FRANKFURT (Bloomberg) -- Mercedes-Benz’s first mainstream electric car has Tesla technology under the hood, though Mercedes is not flaunting it.
Unlike BMW, which wrapped its competing emissions-free model in futuristic carbon fiber, Daimler’s Mercedes unit put an electric motor and battery inside its existing vanlike B-class hatchback. The only clues that it’s electric are a couple of small decals and the blue trim on the mirrors and front grille.
Teaming up with Tesla Motors is supposed to help Mercedes transfer some of the hipster aura of the electric-vehicle pioneer to the B class while avoiding the pitfalls of spending billions on a technology few may want to buy. Whether it will resonate with the consumers who do want to be part of the automotive avant garde is another question.
“The B-class electric is a low-cost and low-risk solution for Daimler,” said Stefan Bratzel, director of the Center of Automotive Management at the University of Applied Sciences in Bergisch Gladbach, Germany.
Because the electric B class shares an assembly line with the gasoline and diesel versions, Mercedes doesn’t need to sell a fixed amount of vehicles to cover its costs, Bratzel said.
“You can reasonably say that nobody today is making a battery-powered vehicle that’s economically viable in its own right,” Daimler CEO Dieter Zetsche said at an Oct. 27 event on the Spanish island of Majorca to present the electric B class to journalists. “Manufacturers will not see a return within a reasonable time on the billions they’re investing now.”
Despite the purpose-built design of BMW’s i3, its range, performance and interior space are very similar to those of the B class, Zetsche said. “But our effort was dramatically smaller.”
BMW counters that creating a new electric car has advantages over re-fitting existing models. “Weight, drivability and range are in ideal proportions,” said BMW spokesman Mathias Schmidt.
Consumers will get to decide when the emissions-free B class reaches showrooms in Germany on Nov. 29. It comes with a range of about 200km (124 miles), at prices similar to the BMW i3, Zetsche said.
The BMW car costs about 35,000 euros ($43,766) in Germany and $41,350 in the U.S., where a version of the electric B class has been available in selected states since mid-July.

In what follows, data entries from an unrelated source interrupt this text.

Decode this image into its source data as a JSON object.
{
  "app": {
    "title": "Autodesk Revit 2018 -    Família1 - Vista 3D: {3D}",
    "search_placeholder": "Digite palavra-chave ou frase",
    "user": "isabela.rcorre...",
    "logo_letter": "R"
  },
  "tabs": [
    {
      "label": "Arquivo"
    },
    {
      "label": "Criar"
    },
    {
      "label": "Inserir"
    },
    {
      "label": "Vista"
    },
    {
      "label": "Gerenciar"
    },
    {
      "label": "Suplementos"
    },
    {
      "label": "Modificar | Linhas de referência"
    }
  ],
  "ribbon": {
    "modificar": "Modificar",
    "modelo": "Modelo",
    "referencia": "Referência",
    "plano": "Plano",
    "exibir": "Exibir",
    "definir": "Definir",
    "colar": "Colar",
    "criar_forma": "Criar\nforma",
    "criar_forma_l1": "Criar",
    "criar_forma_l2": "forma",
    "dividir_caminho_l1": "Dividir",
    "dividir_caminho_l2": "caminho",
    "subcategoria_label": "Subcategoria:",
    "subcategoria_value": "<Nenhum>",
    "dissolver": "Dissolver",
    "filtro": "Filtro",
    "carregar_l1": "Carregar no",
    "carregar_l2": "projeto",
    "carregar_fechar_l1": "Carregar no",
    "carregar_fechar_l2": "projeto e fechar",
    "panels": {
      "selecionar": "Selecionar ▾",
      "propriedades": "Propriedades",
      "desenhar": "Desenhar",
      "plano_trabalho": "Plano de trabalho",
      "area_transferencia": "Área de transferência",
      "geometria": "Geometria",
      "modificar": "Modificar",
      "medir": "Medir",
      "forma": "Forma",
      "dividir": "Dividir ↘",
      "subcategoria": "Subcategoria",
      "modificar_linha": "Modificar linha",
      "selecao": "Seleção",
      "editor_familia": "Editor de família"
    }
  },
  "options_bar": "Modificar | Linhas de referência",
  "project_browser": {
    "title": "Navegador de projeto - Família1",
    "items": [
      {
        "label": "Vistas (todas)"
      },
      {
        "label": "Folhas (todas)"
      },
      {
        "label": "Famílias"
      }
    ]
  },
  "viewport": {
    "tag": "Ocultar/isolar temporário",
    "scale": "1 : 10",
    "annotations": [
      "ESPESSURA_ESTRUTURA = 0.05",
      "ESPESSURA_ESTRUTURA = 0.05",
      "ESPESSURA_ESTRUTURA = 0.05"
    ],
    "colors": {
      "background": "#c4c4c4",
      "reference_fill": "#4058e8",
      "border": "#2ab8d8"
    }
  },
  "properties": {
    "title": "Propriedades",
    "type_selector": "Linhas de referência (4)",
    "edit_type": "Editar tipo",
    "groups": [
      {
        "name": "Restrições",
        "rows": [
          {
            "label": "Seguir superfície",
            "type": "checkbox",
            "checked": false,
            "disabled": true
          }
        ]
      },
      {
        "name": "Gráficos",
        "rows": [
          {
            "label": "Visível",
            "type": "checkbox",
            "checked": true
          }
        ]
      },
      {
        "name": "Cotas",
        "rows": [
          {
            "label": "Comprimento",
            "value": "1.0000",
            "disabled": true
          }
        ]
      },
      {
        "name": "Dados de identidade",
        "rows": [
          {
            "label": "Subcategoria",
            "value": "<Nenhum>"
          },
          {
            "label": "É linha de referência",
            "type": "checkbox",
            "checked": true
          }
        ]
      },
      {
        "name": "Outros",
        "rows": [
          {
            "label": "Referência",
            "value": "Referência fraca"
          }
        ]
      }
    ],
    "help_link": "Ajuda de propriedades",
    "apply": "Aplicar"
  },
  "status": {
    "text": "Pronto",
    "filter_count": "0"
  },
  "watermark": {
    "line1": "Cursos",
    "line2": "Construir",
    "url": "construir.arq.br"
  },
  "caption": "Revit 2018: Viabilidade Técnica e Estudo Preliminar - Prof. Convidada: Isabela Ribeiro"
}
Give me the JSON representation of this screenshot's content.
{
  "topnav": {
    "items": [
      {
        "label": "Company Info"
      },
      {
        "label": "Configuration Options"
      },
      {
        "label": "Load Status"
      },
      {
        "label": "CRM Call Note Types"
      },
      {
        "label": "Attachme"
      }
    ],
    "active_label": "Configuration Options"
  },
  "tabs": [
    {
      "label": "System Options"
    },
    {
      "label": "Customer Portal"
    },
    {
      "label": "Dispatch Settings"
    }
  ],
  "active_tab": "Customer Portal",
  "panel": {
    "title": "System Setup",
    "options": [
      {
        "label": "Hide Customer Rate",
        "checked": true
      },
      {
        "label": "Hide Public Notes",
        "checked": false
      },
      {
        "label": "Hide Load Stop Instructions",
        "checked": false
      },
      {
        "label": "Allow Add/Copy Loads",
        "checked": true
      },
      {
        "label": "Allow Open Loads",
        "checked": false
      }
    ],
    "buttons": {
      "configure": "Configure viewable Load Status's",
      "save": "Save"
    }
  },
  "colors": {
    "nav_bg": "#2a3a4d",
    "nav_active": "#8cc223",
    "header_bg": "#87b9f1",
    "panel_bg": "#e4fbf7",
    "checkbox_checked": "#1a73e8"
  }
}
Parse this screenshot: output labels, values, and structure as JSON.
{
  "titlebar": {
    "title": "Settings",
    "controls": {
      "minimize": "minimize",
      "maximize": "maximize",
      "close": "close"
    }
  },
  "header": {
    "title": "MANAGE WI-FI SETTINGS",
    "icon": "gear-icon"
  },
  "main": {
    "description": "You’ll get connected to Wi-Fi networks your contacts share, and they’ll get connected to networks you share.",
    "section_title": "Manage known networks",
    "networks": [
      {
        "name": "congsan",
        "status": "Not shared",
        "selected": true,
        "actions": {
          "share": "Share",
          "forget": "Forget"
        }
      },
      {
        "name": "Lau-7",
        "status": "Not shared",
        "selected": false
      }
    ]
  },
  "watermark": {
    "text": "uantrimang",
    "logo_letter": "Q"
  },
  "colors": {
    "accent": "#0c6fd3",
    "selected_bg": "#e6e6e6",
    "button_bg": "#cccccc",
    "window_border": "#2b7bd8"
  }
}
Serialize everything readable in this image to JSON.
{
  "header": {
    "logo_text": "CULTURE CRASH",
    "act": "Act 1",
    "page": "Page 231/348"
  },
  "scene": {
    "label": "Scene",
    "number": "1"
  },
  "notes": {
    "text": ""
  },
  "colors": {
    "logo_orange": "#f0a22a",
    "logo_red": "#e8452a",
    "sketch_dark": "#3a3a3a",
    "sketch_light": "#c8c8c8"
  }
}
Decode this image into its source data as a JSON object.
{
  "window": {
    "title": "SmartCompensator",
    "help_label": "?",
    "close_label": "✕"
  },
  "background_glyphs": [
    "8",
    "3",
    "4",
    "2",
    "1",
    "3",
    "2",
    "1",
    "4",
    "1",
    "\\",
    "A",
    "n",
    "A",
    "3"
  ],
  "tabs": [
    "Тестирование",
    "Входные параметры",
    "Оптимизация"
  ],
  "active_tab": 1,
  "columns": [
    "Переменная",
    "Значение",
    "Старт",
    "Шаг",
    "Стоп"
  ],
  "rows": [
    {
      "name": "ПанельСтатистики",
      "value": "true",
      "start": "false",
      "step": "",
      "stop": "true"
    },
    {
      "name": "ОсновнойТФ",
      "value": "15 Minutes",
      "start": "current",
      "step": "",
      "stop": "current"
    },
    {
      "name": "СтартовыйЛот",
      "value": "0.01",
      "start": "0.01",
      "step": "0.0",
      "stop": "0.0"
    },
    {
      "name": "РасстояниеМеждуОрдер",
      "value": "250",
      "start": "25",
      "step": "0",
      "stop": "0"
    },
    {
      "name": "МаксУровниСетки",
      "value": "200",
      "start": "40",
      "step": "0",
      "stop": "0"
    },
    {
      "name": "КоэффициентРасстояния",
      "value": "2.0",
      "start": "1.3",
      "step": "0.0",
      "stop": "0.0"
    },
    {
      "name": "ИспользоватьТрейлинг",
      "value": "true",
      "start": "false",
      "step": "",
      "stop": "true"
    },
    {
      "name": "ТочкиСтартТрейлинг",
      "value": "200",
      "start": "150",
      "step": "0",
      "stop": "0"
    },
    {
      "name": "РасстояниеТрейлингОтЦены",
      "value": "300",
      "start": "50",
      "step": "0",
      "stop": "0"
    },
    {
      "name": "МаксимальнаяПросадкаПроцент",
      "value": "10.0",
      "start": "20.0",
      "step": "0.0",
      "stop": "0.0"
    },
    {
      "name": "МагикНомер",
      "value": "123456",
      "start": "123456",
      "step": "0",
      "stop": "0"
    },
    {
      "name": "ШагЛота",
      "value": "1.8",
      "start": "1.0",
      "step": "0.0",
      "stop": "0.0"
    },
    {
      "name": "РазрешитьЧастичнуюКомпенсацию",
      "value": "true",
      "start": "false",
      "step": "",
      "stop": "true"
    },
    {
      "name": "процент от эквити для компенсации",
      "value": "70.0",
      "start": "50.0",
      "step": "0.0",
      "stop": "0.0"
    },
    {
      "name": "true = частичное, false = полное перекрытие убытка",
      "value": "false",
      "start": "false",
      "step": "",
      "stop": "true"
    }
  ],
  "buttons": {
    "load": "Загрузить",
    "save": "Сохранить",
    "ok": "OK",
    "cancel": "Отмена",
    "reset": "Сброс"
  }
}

A broader rollout is set for next year.
During the test drive, the white B class blended in among other compacts on the island’s windy asphalt roads.
Though the car weighs about 200kg (440 pounds) more than the conventional gasoline and diesel B-Class because of the big battery pack, it accelerated swiftly, thanks to the instant power of the electric motor. It was almost silent, except for an artificial sound Mercedes added to warn pedestrians at speeds up to 30kph (19 mph). The center display continuously updated the car’s current range, charging level and energy flow.
The battery and motor come from Tesla. Though Daimler loosened the relationship last month, selling its 4 percent stake for about $780 million, it says it will keep the startup as a supplier.
“Tesla’s electric drivetrain fits well to the B class,” said Daniel Schwarz, a Commerzbank analyst in Frankfurt. “It offers a good range and didn’t cause much hassle for Daimler to adapt.”
For Daimler, this is the third battery-powered model after the e-Smart city car and an electric version of the Mercedes SLS supercar that’s now out of production. It has the best chance of winning buyers.
“The B class addresses a much larger number of potential customers” than either of Mercedes’s previous electric models, said Hans-Peter Wodniok, an analyst with Fairesearch in Kronberg, Germany. “The current attempts by Daimler and BMW are far more promising than Renault’s Twizy or the Smart,” which seat only two people. “The B class or i3 are serious vehicles that also look like cars.”
BMW’s riskier strategy might eventually pay off. The i3 will probably outsell the electric B class two to one in 2020, according to estimates from IHS Automotive. And that’s only counting pure battery-powered vehicles. Orders with an on-board gasoline-powered generator to extend the range will propel i3 sales to 32,400 compared with 6,400 B classes, according to IHS.
That may be because people who buy electric vehicles actually want other drivers to notice how environmentally conscious they are, said Anjan Hemanth Kumar, an analyst for Frost & Sullivan in Bangalore.
“For the identity of the customer, it’s very important to have a proper electric vehicle with a unique identity so they can differentiate themselves,” Kumar said. “You want to show off, just as a Ferrari driver wants to show off.”